:: Source data ::
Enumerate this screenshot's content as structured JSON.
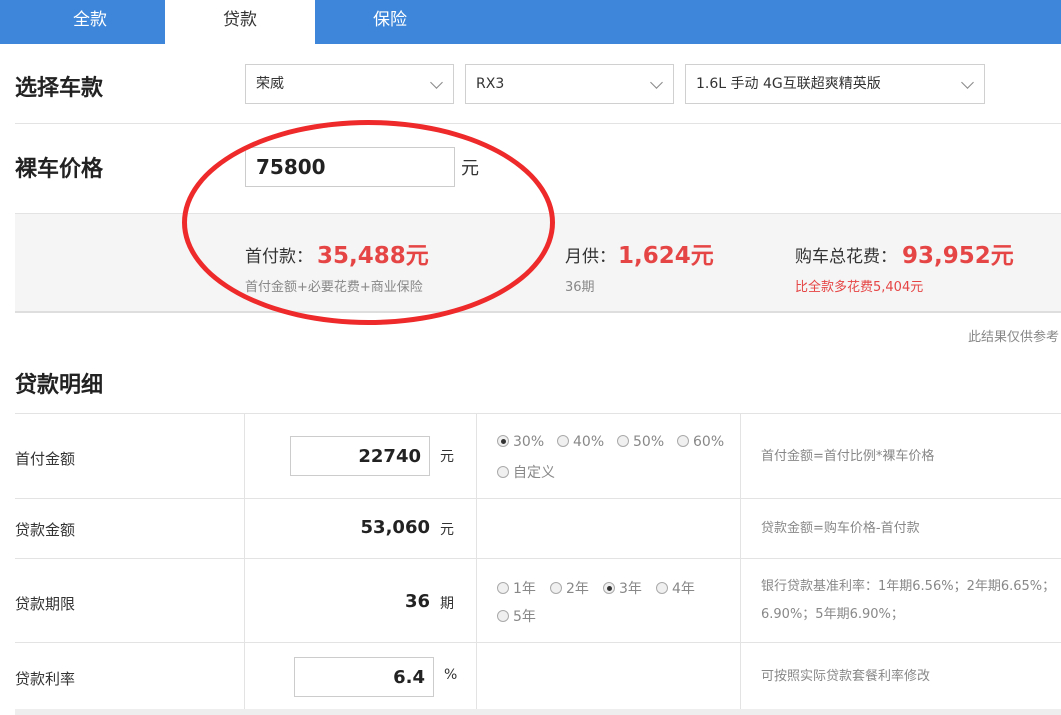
{
  "tabs": [
    {
      "label": "全款",
      "active": false
    },
    {
      "label": "贷款",
      "active": true
    },
    {
      "label": "保险",
      "active": false
    }
  ],
  "select_model": {
    "title": "选择车款",
    "brand": "荣威",
    "series": "RX3",
    "trim": "1.6L 手动 4G互联超爽精英版"
  },
  "price": {
    "title": "裸车价格",
    "value": "75800",
    "unit": "元"
  },
  "summary": {
    "down_label": "首付款：",
    "down_value": "35,488元",
    "down_sub": "首付金额+必要花费+商业保险",
    "monthly_label": "月供：",
    "monthly_value": "1,624元",
    "monthly_sub": "36期",
    "total_label": "购车总花费：",
    "total_value": "93,952元",
    "total_sub": "比全款多花费5,404元"
  },
  "note": "此结果仅供参考",
  "details": {
    "title": "贷款明细",
    "down_payment": {
      "label": "首付金额",
      "value": "22740",
      "unit": "元",
      "options": [
        "30%",
        "40%",
        "50%",
        "60%",
        "自定义"
      ],
      "selected": "30%",
      "desc": "首付金额=首付比例*裸车价格"
    },
    "loan_amount": {
      "label": "贷款金额",
      "value": "53,060",
      "unit": "元",
      "desc": "贷款金额=购车价格-首付款"
    },
    "loan_term": {
      "label": "贷款期限",
      "value": "36",
      "unit": "期",
      "options": [
        "1年",
        "2年",
        "3年",
        "4年",
        "5年"
      ],
      "selected": "3年",
      "desc_line1": "银行贷款基准利率：1年期6.56%；2年期6.65%；",
      "desc_line2": "6.90%；5年期6.90%；"
    },
    "rate": {
      "label": "贷款利率",
      "value": "6.4",
      "unit": "%",
      "desc": "可按照实际贷款套餐利率修改"
    }
  },
  "colors": {
    "tab_blue": "#3d86d9",
    "accent_red": "#e64545",
    "annotation_red": "#ee2a2a"
  }
}
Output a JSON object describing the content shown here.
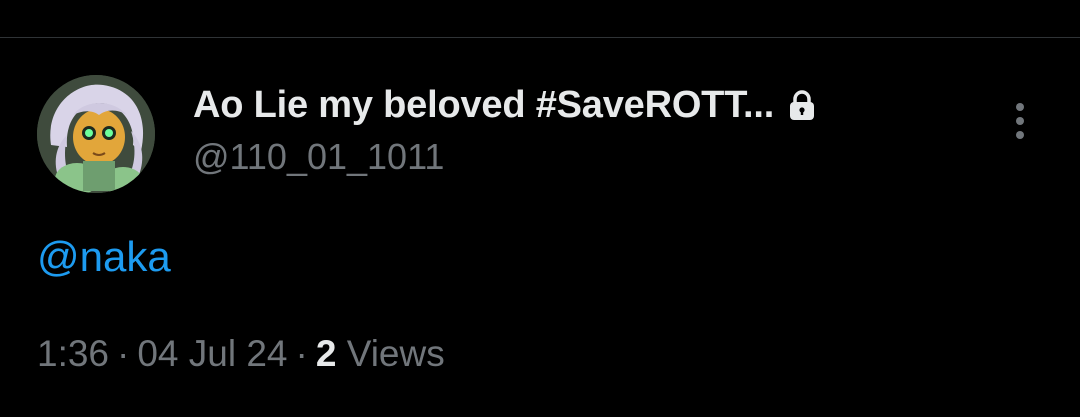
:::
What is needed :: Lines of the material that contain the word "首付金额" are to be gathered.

Answer below ::
    "down_sub": "首付金额+必要花费+商业保险",
      "label": "首付金额",
      "desc": "首付金额=首付比例*裸车价格"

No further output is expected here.